The original thread:
What am I doing?
I got into an argument with a QC. The craftsman was running the wire from an explosion proof disconnect to building structural steel. I say he was grounding the case. The QC said I was bonding the case. What do you think?
The thread did not get a definitive answer. I came across this.
Mike Holt wrote:
For EC&M Magazine
By Mike Holt, NEC Consultant
Grounding and Bonding - Article 250, based on the 2017 NEC - Part 1
Do you understand how to ground and bond your system?
It’s important to understand the difference between grounding and bonding so you correctly apply the provisions of Article 250.
We earth ground systems to the earth to reduce overvoltage (from lightning induced energy and other events) on the conductors and electrical components (such as transformer and motor windings) of the installation. Grounding metal parts helps drain off static electricity charges before flashover potential is reached. Static grounding is often used in areas where the discharge (arcing) of the voltage buildup (static) can cause dangerous or undesirable conditions.

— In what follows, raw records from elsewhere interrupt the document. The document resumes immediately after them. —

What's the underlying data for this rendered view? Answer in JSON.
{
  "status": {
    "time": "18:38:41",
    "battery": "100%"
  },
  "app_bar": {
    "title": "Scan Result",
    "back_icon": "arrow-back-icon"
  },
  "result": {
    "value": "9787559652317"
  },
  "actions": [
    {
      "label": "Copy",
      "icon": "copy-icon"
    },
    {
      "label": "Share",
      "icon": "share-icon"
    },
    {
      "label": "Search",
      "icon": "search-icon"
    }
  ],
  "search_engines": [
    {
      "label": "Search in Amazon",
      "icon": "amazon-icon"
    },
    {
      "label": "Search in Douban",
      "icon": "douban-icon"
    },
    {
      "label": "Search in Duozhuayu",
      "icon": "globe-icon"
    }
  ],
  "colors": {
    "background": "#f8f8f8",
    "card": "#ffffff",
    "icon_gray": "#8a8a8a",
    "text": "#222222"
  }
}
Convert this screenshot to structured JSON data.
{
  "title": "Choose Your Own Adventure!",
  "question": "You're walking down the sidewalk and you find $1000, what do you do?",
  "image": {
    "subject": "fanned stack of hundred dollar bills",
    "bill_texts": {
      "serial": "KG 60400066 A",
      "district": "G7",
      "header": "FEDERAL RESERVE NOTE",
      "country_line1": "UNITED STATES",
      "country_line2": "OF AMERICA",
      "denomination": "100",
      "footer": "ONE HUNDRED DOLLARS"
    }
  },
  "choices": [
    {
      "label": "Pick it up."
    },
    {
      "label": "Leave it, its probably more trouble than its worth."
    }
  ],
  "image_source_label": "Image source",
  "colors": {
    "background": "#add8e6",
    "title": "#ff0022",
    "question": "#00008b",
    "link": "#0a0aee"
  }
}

We bond so that metal parts of electrical raceways, cables, enclosures, and equipment are connected to the supply source via an effective ground-fault current path. To quickly remove dangerous voltage on metal parts from a ground fault, the effective ground-fault current path must have sufficiently low impedance to the source so fault current will quickly rise to a level that will open the circuit overcurrent protection device.